Sean Speer

Let me just ask you one final question. You’ve made an argument about demography and climate change elsewhere that may be somewhat counterintuitive for our readers. In particular, you’ve argued that if we want to solve climate change, we should want more people, not less.

Can you please explain your thinking behind that claim? And why ultimately you think more people rather than fewer people is the best means of combating climate change?

Lyman Stone

Yes, one of the worst countries in the world in terms of climate change according to their emissions intensity in recent years, and their adoption of worse forms of energy is Japan. Because when they turned off all their nuclear power plants after the Fukushima meltdown, they started importing a ton of coal.

So, when they turn off nuclear power plants, why didn’t they just build a ton of green energy sources? Well, simple: there’s no economic growth to pay for. If you make that investment, it’s not really going to pay off in a great way, because this isn’t a growing society. Same thing in West Virginia. The state is not growing, so you’re not going to replace that coal plant. You’re going to extend its lifespan for 10 more years. The outcome is that slow or declining populations are a bad foundation for capital investments in emissions-reducing technologies.

You can think about this in a setting like Tanzania: a low income, high fertility country. What happens if you encourage a family a couple to not have a child? What happens? Are there fewer carbon emissions now? No, because emissions are closely linked to income levels and in Tanzania, when a couple has a child, the mother probably stops working. If they don’t have a child, she probably continues working, which means they have more income. What do they do with that income? They spend it on stuff that emit carbon emissions.
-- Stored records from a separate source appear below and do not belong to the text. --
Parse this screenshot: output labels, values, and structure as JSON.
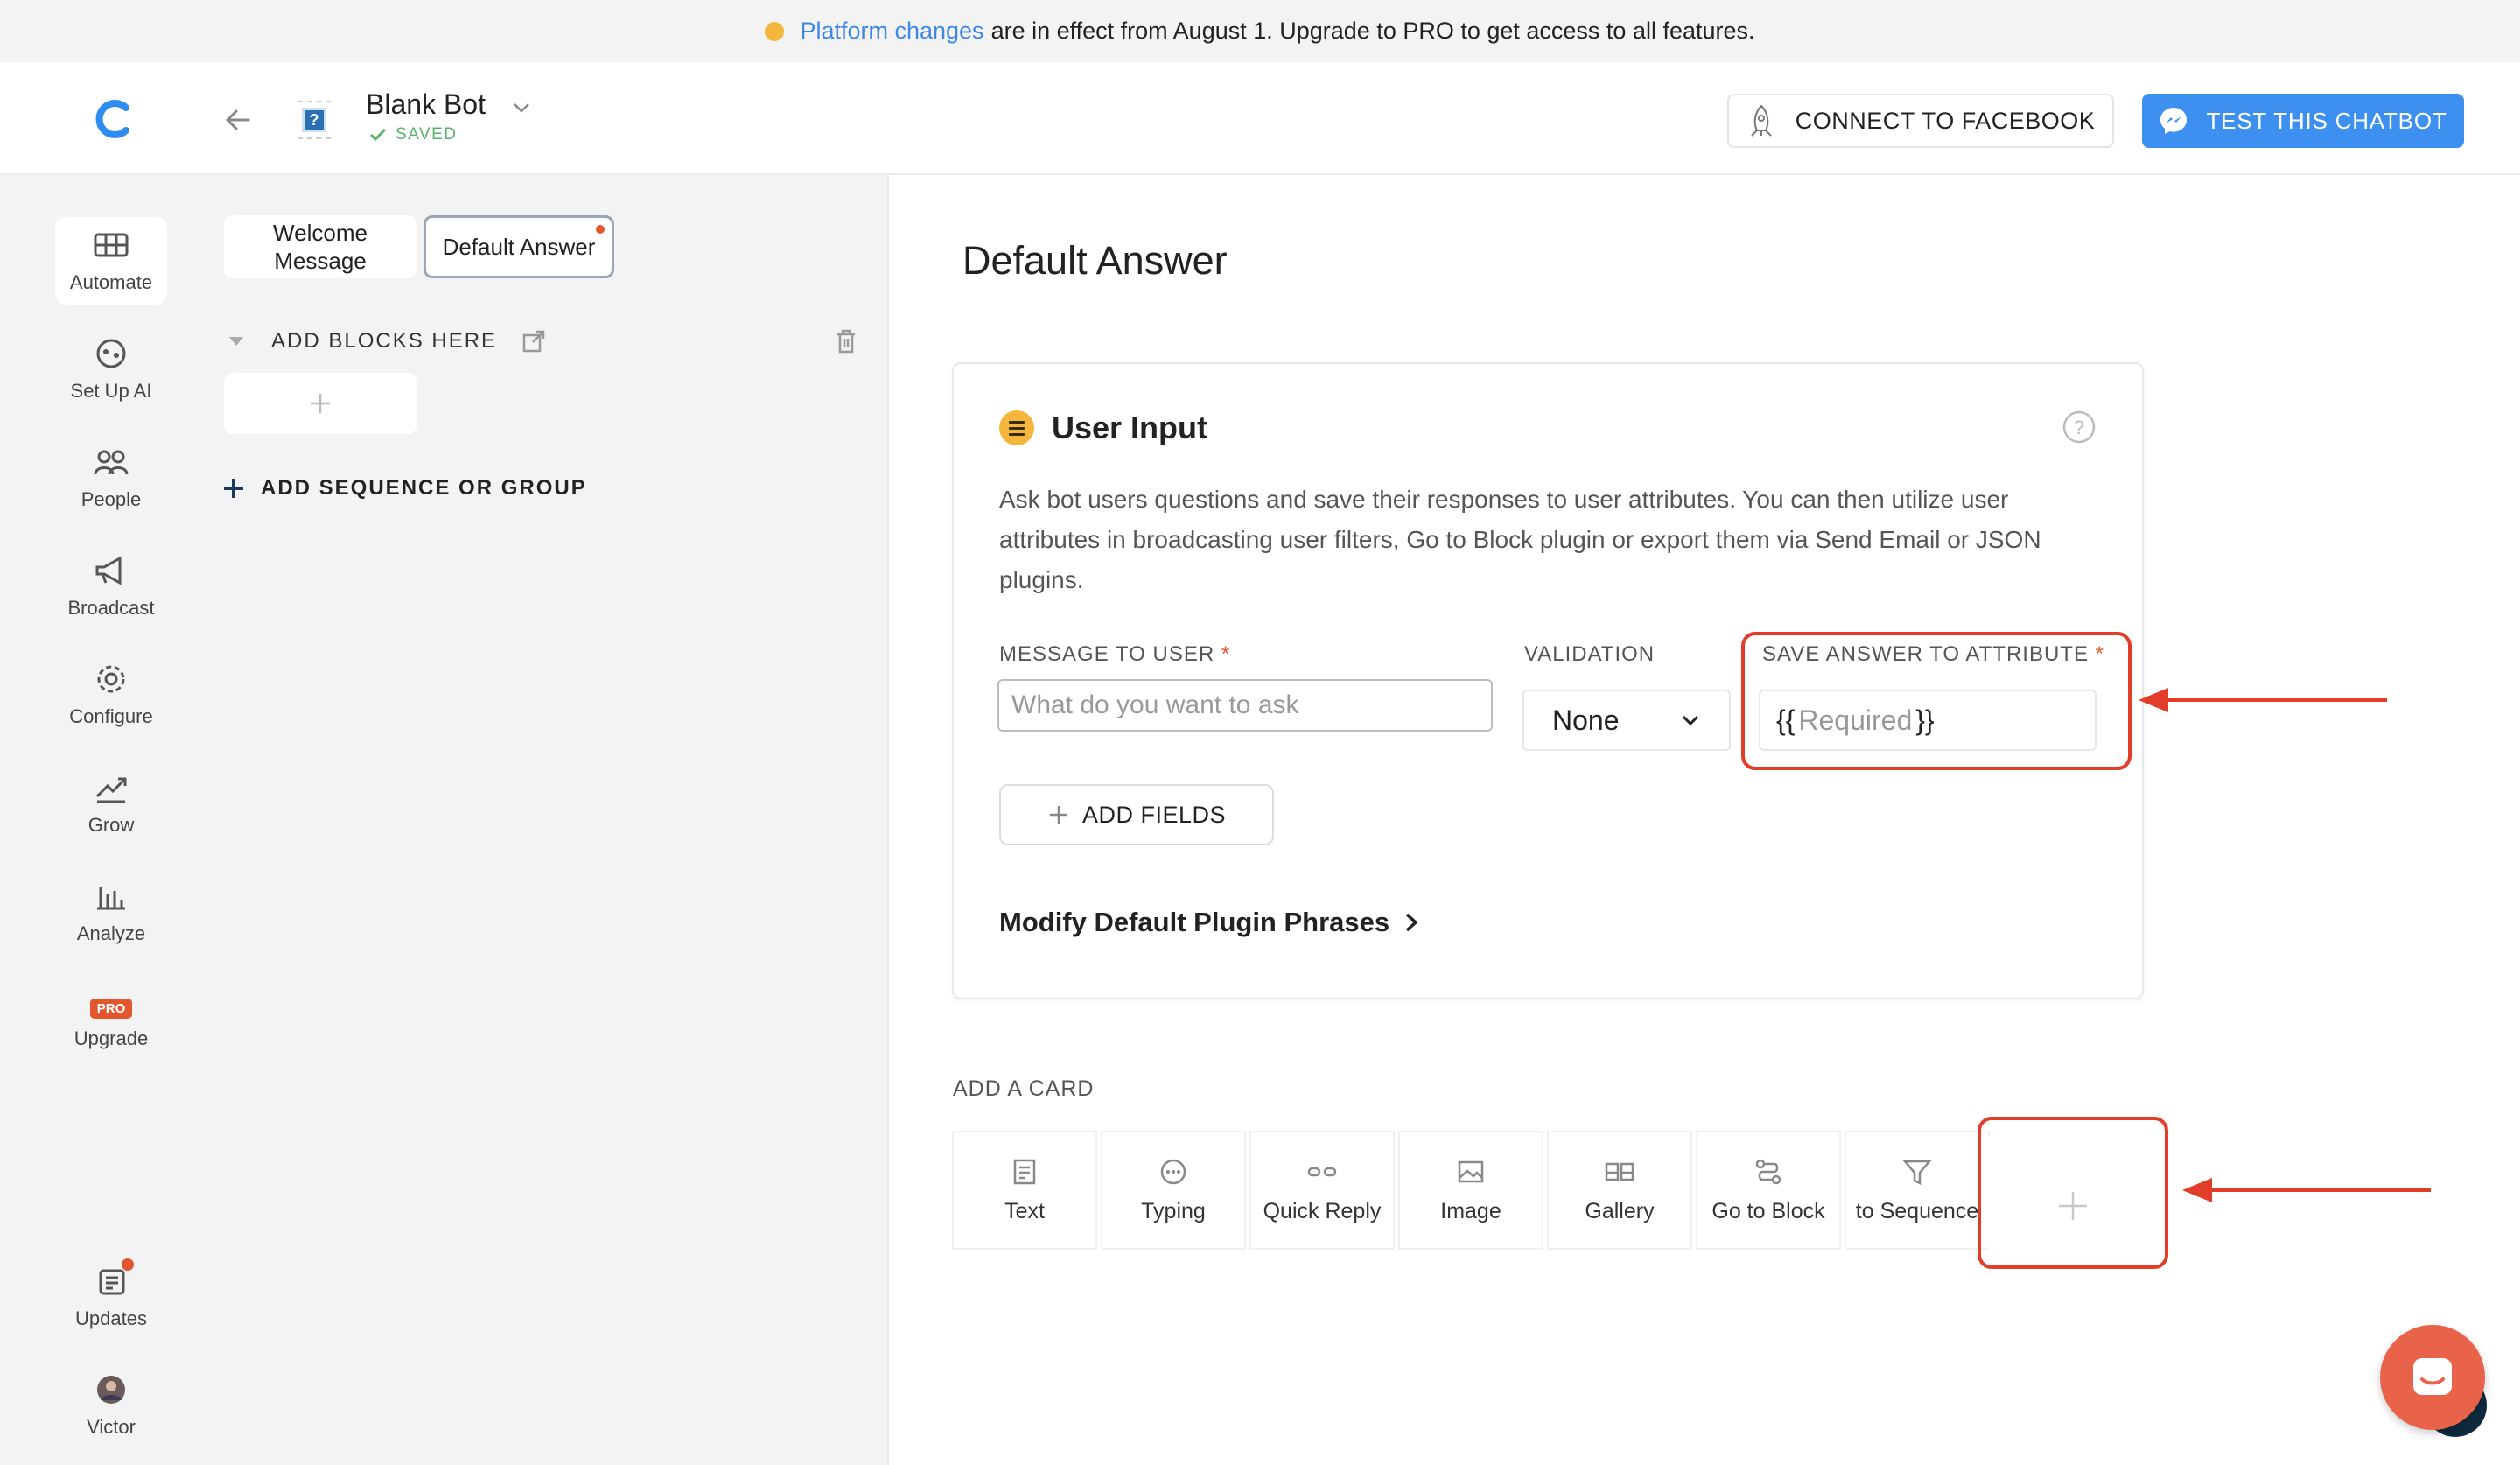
{
  "banner": {
    "link_text": "Platform changes",
    "text": "are in effect from August 1. Upgrade to PRO to get access to all features."
  },
  "header": {
    "bot_name": "Blank Bot",
    "saved_label": "SAVED",
    "connect_facebook": "CONNECT TO FACEBOOK",
    "test_chatbot": "TEST THIS CHATBOT"
  },
  "nav": {
    "items": [
      {
        "label": "Automate",
        "icon": "automate-icon"
      },
      {
        "label": "Set Up AI",
        "icon": "ai-icon"
      },
      {
        "label": "People",
        "icon": "people-icon"
      },
      {
        "label": "Broadcast",
        "icon": "megaphone-icon"
      },
      {
        "label": "Configure",
        "icon": "gear-icon"
      },
      {
        "label": "Grow",
        "icon": "grow-icon"
      },
      {
        "label": "Analyze",
        "icon": "chart-icon"
      },
      {
        "label": "Upgrade",
        "icon": "pro-badge",
        "badge": "PRO"
      },
      {
        "label": "Updates",
        "icon": "updates-icon"
      },
      {
        "label": "Victor",
        "icon": "avatar"
      }
    ]
  },
  "blocks": {
    "welcome": "Welcome Message",
    "default_answer": "Default Answer",
    "group_title": "ADD BLOCKS HERE",
    "add_sequence": "ADD SEQUENCE OR GROUP"
  },
  "main": {
    "title": "Default Answer",
    "card": {
      "title": "User Input",
      "description": "Ask bot users questions and save their responses to user attributes. You can then utilize user attributes in broadcasting user filters, Go to Block plugin or export them via Send Email or JSON plugins.",
      "message_label": "MESSAGE TO USER",
      "message_placeholder": "What do you want to ask",
      "validation_label": "VALIDATION",
      "validation_value": "None",
      "save_label": "SAVE ANSWER TO ATTRIBUTE",
      "attr_open": "{{",
      "attr_placeholder": "Required",
      "attr_close": "}}",
      "required_mark": "*",
      "add_fields": "ADD FIELDS",
      "modify": "Modify Default Plugin Phrases"
    },
    "add_card_label": "ADD A CARD",
    "card_types": [
      "Text",
      "Typing",
      "Quick Reply",
      "Image",
      "Gallery",
      "Go to Block",
      "to Sequence"
    ]
  },
  "colors": {
    "accent": "#3d8ff0",
    "highlight": "#e23d28",
    "badge": "#e4572e"
  }
}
So, in the short run, reducing fertility can actually increase emissions if people substitute away from low intensity emissions activities, like hiring a nanny, or buying diapers. Avoiding childbirth is likely to lead to more consumption right now.
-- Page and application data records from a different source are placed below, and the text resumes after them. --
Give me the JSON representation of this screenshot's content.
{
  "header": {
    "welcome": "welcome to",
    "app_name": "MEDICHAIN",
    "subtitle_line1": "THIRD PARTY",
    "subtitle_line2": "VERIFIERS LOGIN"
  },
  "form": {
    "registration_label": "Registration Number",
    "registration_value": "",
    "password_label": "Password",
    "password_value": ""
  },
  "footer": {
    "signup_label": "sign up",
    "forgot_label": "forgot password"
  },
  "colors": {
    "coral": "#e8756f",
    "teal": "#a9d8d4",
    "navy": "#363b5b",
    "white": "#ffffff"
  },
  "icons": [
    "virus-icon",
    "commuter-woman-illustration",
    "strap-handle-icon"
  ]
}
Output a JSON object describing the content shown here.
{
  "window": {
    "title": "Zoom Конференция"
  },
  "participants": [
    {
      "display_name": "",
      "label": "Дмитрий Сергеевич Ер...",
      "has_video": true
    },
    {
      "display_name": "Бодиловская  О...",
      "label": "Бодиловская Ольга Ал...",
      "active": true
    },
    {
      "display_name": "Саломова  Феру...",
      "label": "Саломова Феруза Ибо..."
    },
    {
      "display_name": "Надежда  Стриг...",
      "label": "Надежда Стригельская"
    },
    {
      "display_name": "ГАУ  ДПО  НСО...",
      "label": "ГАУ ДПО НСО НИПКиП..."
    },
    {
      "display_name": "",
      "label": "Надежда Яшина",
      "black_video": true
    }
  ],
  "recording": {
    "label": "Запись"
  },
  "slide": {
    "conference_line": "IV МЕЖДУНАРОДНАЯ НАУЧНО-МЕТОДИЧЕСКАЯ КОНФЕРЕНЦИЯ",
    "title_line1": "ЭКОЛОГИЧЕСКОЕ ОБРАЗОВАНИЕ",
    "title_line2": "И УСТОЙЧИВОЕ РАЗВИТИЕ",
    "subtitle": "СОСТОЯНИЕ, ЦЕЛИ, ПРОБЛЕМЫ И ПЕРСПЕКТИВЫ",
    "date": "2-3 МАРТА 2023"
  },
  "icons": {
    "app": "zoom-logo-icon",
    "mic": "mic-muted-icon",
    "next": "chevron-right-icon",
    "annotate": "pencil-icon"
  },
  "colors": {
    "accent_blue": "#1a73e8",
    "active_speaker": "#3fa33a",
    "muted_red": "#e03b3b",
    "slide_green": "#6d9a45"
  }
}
Then how do we think about greener technology in the future? How do we make sure that future technologies are as green as possible?
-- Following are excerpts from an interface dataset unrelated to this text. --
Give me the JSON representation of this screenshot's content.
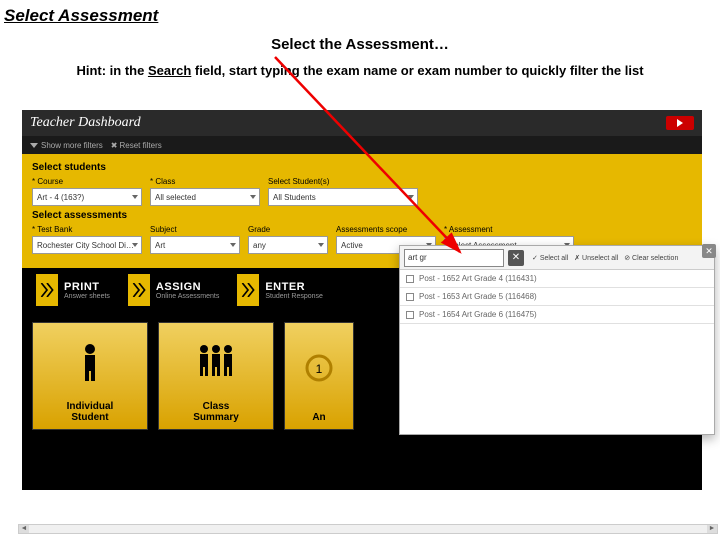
{
  "doc": {
    "title": "Select Assessment",
    "subtitle": "Select the Assessment…",
    "hint_pre": "Hint: in the ",
    "hint_hl": "Search",
    "hint_post": " field, start typing the exam name or exam number to quickly filter the list"
  },
  "app": {
    "title": "Teacher Dashboard",
    "filters": {
      "show": "Show more filters",
      "reset": "Reset filters"
    }
  },
  "students": {
    "section": "Select students",
    "course_label": "* Course",
    "course_value": "Art - 4 (163?)",
    "class_label": "* Class",
    "class_value": "All selected",
    "sel_label": "Select Student(s)",
    "sel_value": "All Students"
  },
  "assess": {
    "section": "Select assessments",
    "bank_label": "* Test Bank",
    "bank_value": "Rochester City School Di…",
    "subject_label": "Subject",
    "subject_value": "Art",
    "grade_label": "Grade",
    "grade_value": "any",
    "scope_label": "Assessments scope",
    "scope_value": "Active",
    "asmt_label": "* Assessment",
    "asmt_value": "Select Assessment"
  },
  "actions": {
    "print_t": "PRINT",
    "print_s": "Answer sheets",
    "assign_t": "ASSIGN",
    "assign_s": "Online Assessments",
    "enter_t": "ENTER",
    "enter_s": "Student Response"
  },
  "tiles": {
    "t1": "Individual\nStudent",
    "t2": "Class\nSummary",
    "t3": "An",
    "t4": ""
  },
  "popup": {
    "search": "art gr",
    "selectall": "Select all",
    "unselect": "Unselect all",
    "clear": "Clear selection",
    "items": [
      "Post - 1652 Art Grade 4 (116431)",
      "Post - 1653 Art Grade 5 (116468)",
      "Post - 1654 Art Grade 6 (116475)"
    ]
  }
}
Well, faster market growth increases the pace of technology change, because it makes it easier to amortize the cost of new investment. Faster growing economies have faster energy turnover, they’re more likely to leapfrog intermediate energy sources. The other thing is you have to ask, do we have all of the technologies right now that we’re ever going to want? And the answer is no, we don’t. If we all adopted the most carbon deficient technologies right now, we would almost be efficient enough to prevent climate change; almost, not quite. Which means we actually have to invent new stuff. Who’s going to do that? People.

Now you might think we invent the most things when we invest the most per capita in education. False, we don’t. In fact, technological progress is closely related to market growth and market size based on demand. And that, of course, gets back to population. To a first approximation, countries that have more people do more innovation; planets that have more people do more innovation. When we have more people, we are more likely to have Einsteins. And it only takes one Einstein to make a huge difference to the entire world. You want to roll that dice as many times as possible, particularly in countries where you do have enough resources to educate those kids, like rich countries. Now, in rich countries, you do have higher carbon emissions, so that is a problem. But in rich countries, you can also solve that by better technological substitution. In poor countries, you have higher fertility, but you also have lower carbon emissions per person, and I don’t think it’s ethical to try and restrain the economic growth of very poor countries because that’s just saying, “you got rich late, you have to stay poor.” I’m not really okay with that.

Sean Speer

Thank you so much for your insights about fertility rates, and the various ways in which public policy interacts with fertility including, but not limited to, family benefits, housing, work, education, and, as we’ve just discussed, climate change. We’re thrilled to have had the chance to discuss these issues in today’s Hub Dialogue.

Lyman Stone

Thank you so much. My pleasure to talk to you.